I was not well-prepared, but I hope you will after reading this article.
A few years ago, I had an opportunity to work with an exciting startup in Vietnam. Since I like the idea and the people on the team so bad, when I knew my design rate was too high for them, I suggested I would design their entire products in exchange for 2% of the shares company (not diluted).
But they rejected my offer!
At that time, I thought that my offer was a suitable solution to build a cooperative relationship. So I felt a bit down when that startup team rejected, but I never asked them why they made such a decision. Now looking back, I understood the reason behind that rejection: I was not ready to become a founding member for a startup.
After taking a lot of time to dig deep, then becoming a co-founder of another startup, I figured out 5 things that can help you prepare well when faced with an early-stage startup joining offer.
1. Make an official agreement, not just a promise
You probably already know the Big Five (Google, Amazon, Facebook, Apple, and Microsoft) and other tech giants that started from a small garage. When beginning to work at a startup, founding team members often work on mutual promises and trust. If you agree to join at this stage, you can ask them to send a confirmation of the shares via email. When the company is officially established, or invested, you should sign a contract with clear terms.

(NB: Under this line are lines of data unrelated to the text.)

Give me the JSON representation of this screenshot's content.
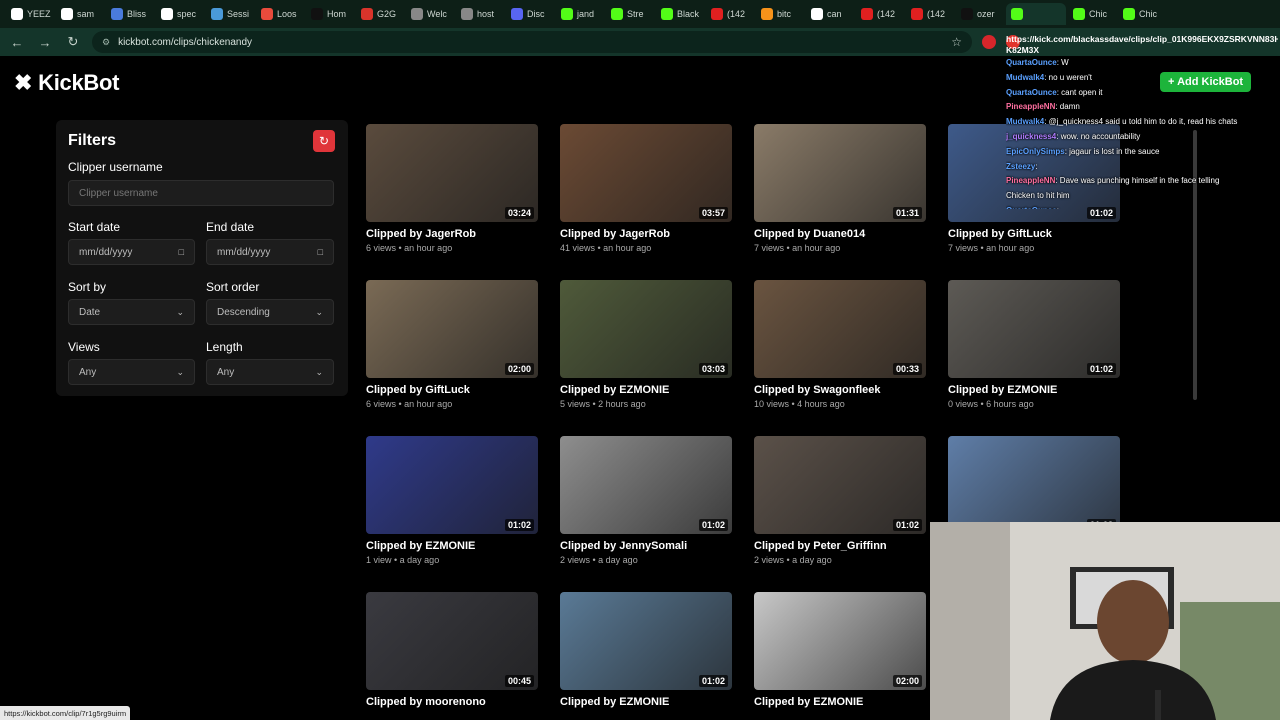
{
  "browser": {
    "tabs": [
      {
        "label": "YEEZ",
        "color": "#ffffff"
      },
      {
        "label": "sam",
        "color": "#ffffff"
      },
      {
        "label": "Bliss",
        "color": "#4a7bdc"
      },
      {
        "label": "spec",
        "color": "#ffffff"
      },
      {
        "label": "Sessi",
        "color": "#4a9ad9"
      },
      {
        "label": "Loos",
        "color": "#e94b3c"
      },
      {
        "label": "Hom",
        "color": "#111111"
      },
      {
        "label": "G2G",
        "color": "#d9342b"
      },
      {
        "label": "Welc",
        "color": "#888888"
      },
      {
        "label": "host",
        "color": "#888888"
      },
      {
        "label": "Disc",
        "color": "#5865f2"
      },
      {
        "label": "jand",
        "color": "#53fc18"
      },
      {
        "label": "Stre",
        "color": "#53fc18"
      },
      {
        "label": "Black",
        "color": "#53fc18"
      },
      {
        "label": "(142",
        "color": "#e02020"
      },
      {
        "label": "bitc",
        "color": "#f7931a"
      },
      {
        "label": "can",
        "color": "#ffffff"
      },
      {
        "label": "(142",
        "color": "#e02020"
      },
      {
        "label": "(142",
        "color": "#e02020"
      },
      {
        "label": "ozer",
        "color": "#111111"
      },
      {
        "label": "",
        "color": "#53fc18"
      },
      {
        "label": "Chic",
        "color": "#53fc18"
      },
      {
        "label": "Chic",
        "color": "#53fc18"
      }
    ],
    "url": "kickbot.com/clips/chickenandy",
    "status_link": "https://kickbot.com/clip/7r1g5rg9uirm"
  },
  "app": {
    "logo_text": "KickBot",
    "add_button": "+ Add KickBot"
  },
  "filters": {
    "title": "Filters",
    "clipper_label": "Clipper username",
    "clipper_placeholder": "Clipper username",
    "start_label": "Start date",
    "start_placeholder": "mm/dd/yyyy",
    "end_label": "End date",
    "end_placeholder": "mm/dd/yyyy",
    "sort_by_label": "Sort by",
    "sort_by_value": "Date",
    "sort_order_label": "Sort order",
    "sort_order_value": "Descending",
    "views_label": "Views",
    "views_value": "Any",
    "length_label": "Length",
    "length_value": "Any"
  },
  "clips": [
    {
      "duration": "03:24",
      "title": "Clipped by JagerRob",
      "meta": "6 views • an hour ago",
      "bg": "#5a4b3d"
    },
    {
      "duration": "03:57",
      "title": "Clipped by JagerRob",
      "meta": "41 views • an hour ago",
      "bg": "#6b4a34"
    },
    {
      "duration": "01:31",
      "title": "Clipped by Duane014",
      "meta": "7 views • an hour ago",
      "bg": "#8a7b68"
    },
    {
      "duration": "01:02",
      "title": "Clipped by GiftLuck",
      "meta": "7 views • an hour ago",
      "bg": "#3e5a8a"
    },
    {
      "duration": "02:00",
      "title": "Clipped by GiftLuck",
      "meta": "6 views • an hour ago",
      "bg": "#7a6a55"
    },
    {
      "duration": "03:03",
      "title": "Clipped by EZMONIE",
      "meta": "5 views • 2 hours ago",
      "bg": "#4f5a3a"
    },
    {
      "duration": "00:33",
      "title": "Clipped by Swagonfleek",
      "meta": "10 views • 4 hours ago",
      "bg": "#6a5440"
    },
    {
      "duration": "01:02",
      "title": "Clipped by EZMONIE",
      "meta": "0 views • 6 hours ago",
      "bg": "#5d5a55"
    },
    {
      "duration": "01:02",
      "title": "Clipped by EZMONIE",
      "meta": "1 view • a day ago",
      "bg": "#2f3a8a"
    },
    {
      "duration": "01:02",
      "title": "Clipped by JennySomali",
      "meta": "2 views • a day ago",
      "bg": "#8e8e8e"
    },
    {
      "duration": "01:02",
      "title": "Clipped by Peter_Griffinn",
      "meta": "2 views • a day ago",
      "bg": "#5b5149"
    },
    {
      "duration": "01:02",
      "title": "",
      "meta": "",
      "bg": "#5f7ea8"
    },
    {
      "duration": "00:45",
      "title": "Clipped by moorenono",
      "meta": "",
      "bg": "#3a3a40"
    },
    {
      "duration": "01:02",
      "title": "Clipped by EZMONIE",
      "meta": "",
      "bg": "#5a7a96"
    },
    {
      "duration": "02:00",
      "title": "Clipped by EZMONIE",
      "meta": "",
      "bg": "#c8c8c8"
    }
  ],
  "chat": {
    "url_line1": "https://kick.com/blackassdave/clips/clip_01K996EKX9ZSRKVNN83H",
    "url_line2": "K82M3X",
    "messages": [
      {
        "user": "QuartaOunce",
        "text": ": W",
        "color": "#5aa0ff"
      },
      {
        "user": "Mudwalk4",
        "text": ": no u weren't",
        "color": "#5aa0ff"
      },
      {
        "user": "QuartaOunce",
        "text": ": cant open it",
        "color": "#5aa0ff"
      },
      {
        "user": "PineappleNN",
        "text": ": damn",
        "color": "#ff6fa0"
      },
      {
        "user": "Mudwalk4",
        "text": ": @j_quickness4 said u told him to do it, read his chats",
        "color": "#5aa0ff"
      },
      {
        "user": "j_quickness4",
        "text": ": wow. no accountability",
        "color": "#b07cff"
      },
      {
        "user": "EpicOnlySimps",
        "text": ": jagaur is lost in the sauce",
        "color": "#5aa0ff"
      },
      {
        "user": "Zsteezy",
        "text": ":",
        "color": "#5aa0ff"
      },
      {
        "user": "PineappleNN",
        "text": ": Dave was punching himself in the face telling",
        "color": "#ff6fa0"
      },
      {
        "user": "",
        "text": "Chicken to hit him",
        "color": "#ffffff"
      },
      {
        "user": "QuartaOunce",
        "text": ":",
        "color": "#5aa0ff"
      },
      {
        "user": "QuartaOunce",
        "text": ":",
        "color": "#5aa0ff"
      }
    ]
  }
}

2. Determine the equity rate
Determining the equity rate is also a sensitive and challenging thing. If you don’t know how to define a suitable amount, you can begin with your salary first. Let’s see how to convert salary to equity rate in 3 steps:

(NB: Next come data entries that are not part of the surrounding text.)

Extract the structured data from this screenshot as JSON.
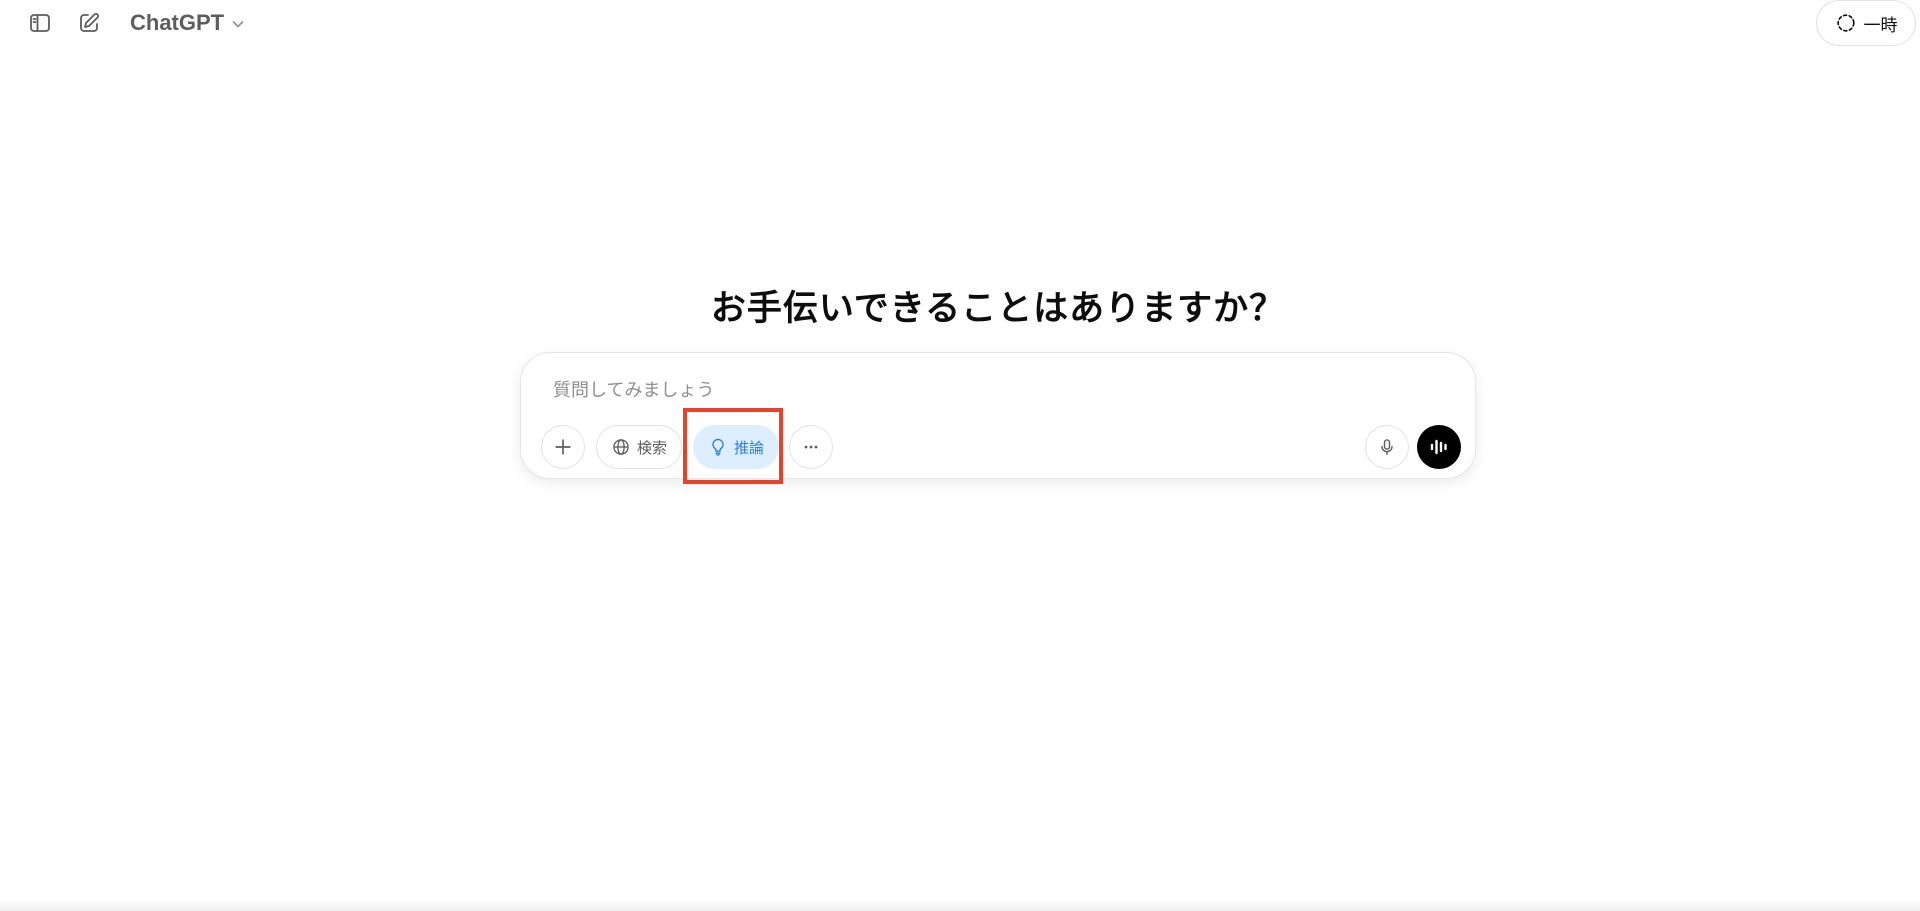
{
  "header": {
    "model_name": "ChatGPT",
    "temporary_label": "一時",
    "icons": {
      "sidebar": "sidebar-toggle-icon",
      "new_chat": "compose-icon",
      "model_dropdown": "chevron-down-icon",
      "temporary": "dashed-circle-icon"
    }
  },
  "main": {
    "heading": "お手伝いできることはありますか？"
  },
  "composer": {
    "placeholder": "質問してみましょう",
    "value": "",
    "tools": {
      "search_label": "検索",
      "reason_label": "推論"
    },
    "icons": {
      "attach": "plus-icon",
      "search": "globe-icon",
      "reason": "lightbulb-icon",
      "more": "more-horizontal-icon",
      "mic": "microphone-icon",
      "voice": "voice-waveform-icon"
    }
  },
  "colors": {
    "reason_active_bg": "#dceeff",
    "reason_active_text": "#2f7fd6",
    "highlight_annotation": "#e8412c",
    "voice_button_bg": "#000000"
  }
}
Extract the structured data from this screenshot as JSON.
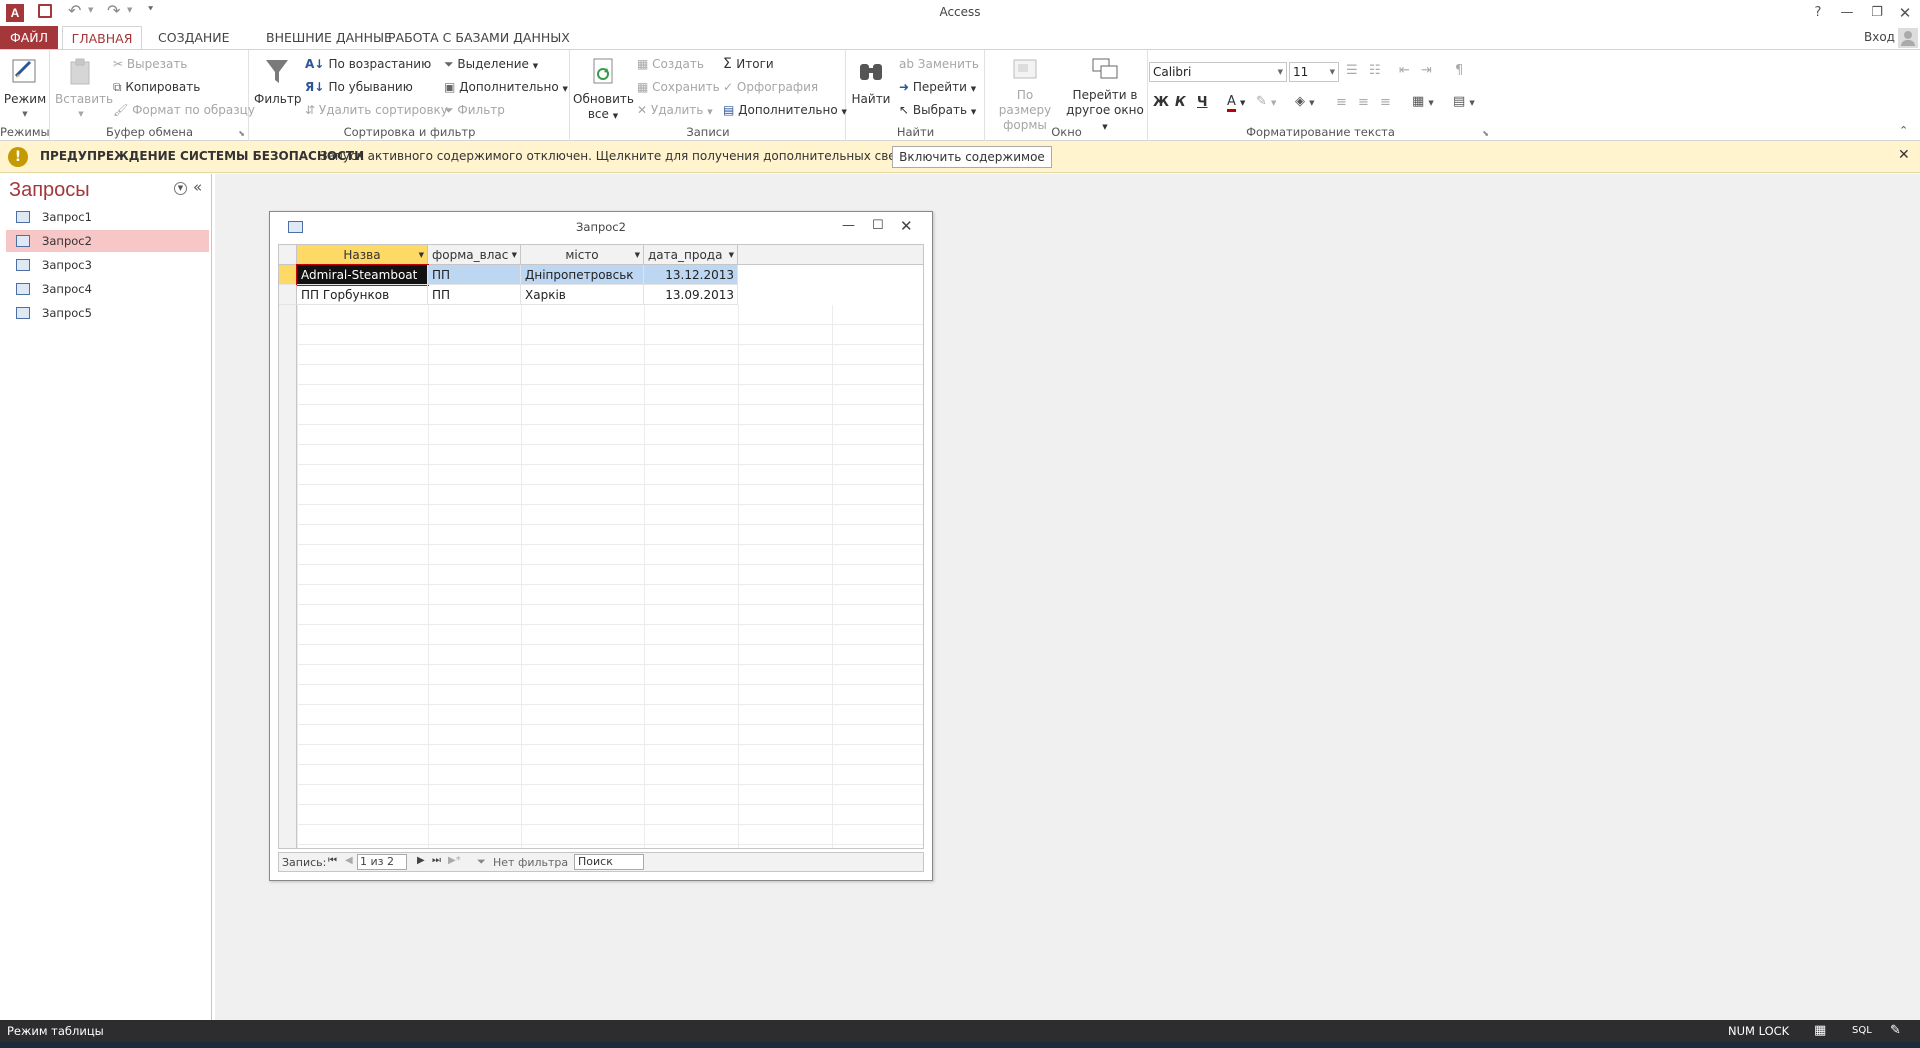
{
  "window": {
    "app_title": "Access",
    "help": "?",
    "signin": "Вход"
  },
  "tabs": [
    {
      "label": "ФАЙЛ"
    },
    {
      "label": "ГЛАВНАЯ"
    },
    {
      "label": "СОЗДАНИЕ"
    },
    {
      "label": "ВНЕШНИЕ ДАННЫЕ"
    },
    {
      "label": "РАБОТА С БАЗАМИ ДАННЫХ"
    }
  ],
  "ribbon": {
    "views": {
      "label": "Режимы",
      "mode": "Режим"
    },
    "clipboard": {
      "label": "Буфер обмена",
      "paste": "Вставить",
      "cut": "Вырезать",
      "copy": "Копировать",
      "format_painter": "Формат по образцу"
    },
    "sort_filter": {
      "label": "Сортировка и фильтр",
      "filter": "Фильтр",
      "ascending": "По возрастанию",
      "descending": "По убыванию",
      "remove_sort": "Удалить сортировку",
      "selection": "Выделение",
      "advanced": "Дополнительно",
      "toggle_filter": "Фильтр"
    },
    "records": {
      "label": "Записи",
      "refresh_1": "Обновить",
      "refresh_2": "все",
      "new": "Создать",
      "save": "Сохранить",
      "delete": "Удалить",
      "totals": "Итоги",
      "spelling": "Орфография",
      "more": "Дополнительно"
    },
    "find": {
      "label": "Найти",
      "find": "Найти",
      "replace": "Заменить",
      "goto": "Перейти",
      "select": "Выбрать"
    },
    "window": {
      "label": "Окно",
      "size_fit_1": "По размеру",
      "size_fit_2": "формы",
      "switch_1": "Перейти в",
      "switch_2": "другое окно"
    },
    "text_format": {
      "label": "Форматирование текста",
      "font": "Calibri",
      "size": "11",
      "bold": "Ж",
      "italic": "К",
      "underline": "Ч"
    }
  },
  "warning": {
    "title": "ПРЕДУПРЕЖДЕНИЕ СИСТЕМЫ БЕЗОПАСНОСТИ",
    "message": "Запуск активного содержимого отключен. Щелкните для получения дополнительных сведений.",
    "button": "Включить содержимое"
  },
  "nav": {
    "title": "Запросы",
    "items": [
      {
        "label": "Запрос1"
      },
      {
        "label": "Запрос2"
      },
      {
        "label": "Запрос3"
      },
      {
        "label": "Запрос4"
      },
      {
        "label": "Запрос5"
      }
    ]
  },
  "child": {
    "title": "Запрос2",
    "columns": [
      "Назва",
      "форма_влас",
      "місто",
      "дата_прода"
    ],
    "rows": [
      [
        "Admiral-Steamboat",
        "ПП",
        "Дніпропетровськ",
        "13.12.2013"
      ],
      [
        "ПП Горбунков",
        "ПП",
        "Харків",
        "13.09.2013"
      ]
    ],
    "navbar": {
      "record_label": "Запись:",
      "position": "1 из 2",
      "filter": "Нет фильтра",
      "search": "Поиск"
    }
  },
  "status": {
    "left": "Режим таблицы",
    "numlock": "NUM LOCK",
    "sql": "SQL"
  },
  "colors": {
    "accent": "#a4373a",
    "selected_nav": "#f7c6c7",
    "warning_bg": "#fff4ce",
    "header_active": "#ffd966",
    "selected_cell": "#bdd7f3"
  }
}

- Step 1: Suppose that your desired yearly salary is $100K, with a growth rate of 10% per year, and the commitment period is 4 years. So the total salary of 4 years is $464K.
- Step 2: You accept that you will only receive $100K for 4 years, and invest $364K in the company.
- Step 3: Then convert $364K to the equity rate based on the company value.
Afterward, you can discuss other founding team members on factors such as:
- Commitment: Minimum weekly working hours.
- Idea: A startup is usually started with an idea of solving a massive problem. Normally, who comes up with that idea is the one with the highest shares.
- Effort: When a startup is in early-stage, many things need to be done, like registering a business, finding clients, implementing projects, recruiting, and setting up the workplace, etc. However, the human resource is limited, so the founding team members have to take on many different things concurrently. Thus, the more things you are willing to do, the higher equity rate you can deal.
3. Ownership and Emotion control
When deciding to be a founding member of a startup, this involves making a choice that we will care about and be responsible for it. Often this investment will lead us to pay too much attention to the partner’s mistakes, straining the relationship and cooperation, or negatively impacting the company.
I gained a valuable lesson about ownership and emotion control when there is a bad situation occurred. A founding member who was in charge of negotiating and contracting with a client made a mistake that caused my Product Design team to suffer from completing the project. And our company had no profits at all. When I saw the teammates who work directly with me daily felt terrible and got down, it made me uncomfortable and blamed that founding member quite harshly. But suddenly, I realized:
Whether they work directly with me daily or not, they are all my comrades.
And it is not his fault alone. I thought that I trusted him completely, then I didn’t follow the project carefully. Until that situation happened, I was unable to assist in resolving it promptly.
After that, I comprehended this one:
“Trust, but verify” — Ronald Reagan.
You can feel secure and trust your teammates if they do well 1–2 projects. However, this does not imply that they will always do well on all things without making a mistake. Therefore, trusting a person does not mean letting them handle all problems on their own, but understanding weaknesses to cover them when needed.
Showing empathy, and controlling negative emotion is the key to bond your teams and help you go through the hard times.
4. Plan for a vesting period
Vesting period — the time to fully receive or sell the shares is usually 4 years. And shares are only valid when the company makes a profit. Hence, you have to maintain your determination and effort consistently for a long time. It means you invest not only money but also time into it.
Money can be earned, but time cannot.
If you fail, will you still have the energy and courage to begin again after 4 years? Prepare yourself for a strong mentality with high concentration when deciding to become a co-founder of a startup.
5. Prepare for the worst-case
Accepting a source of income that only meets the minimum living needs, and imaging that you will have to live like that for at least 4 years, that life would not be easy if you have many costly interests. How long can you survive on a low income when trade-off a large portion of the salary to equity?
20% of Zero is Zero. Do not convert all salary into equity, especially startups, since the failure rate of a tech startup is 90%, so you should prepare for the worst case.
Ensure you have enough savings for over 4 years and plan for un-expectation cases such as broken laptops, ill, family issues, etc.
I hope the above experiences can help you have other perspectives and be better prepared to join a startup.
My last advice: if you are in the first 4 years of your career, you should focus on investing in personal development instead of chasing the promises of shares from a startup.
You are the Startup that brings the most value in the future.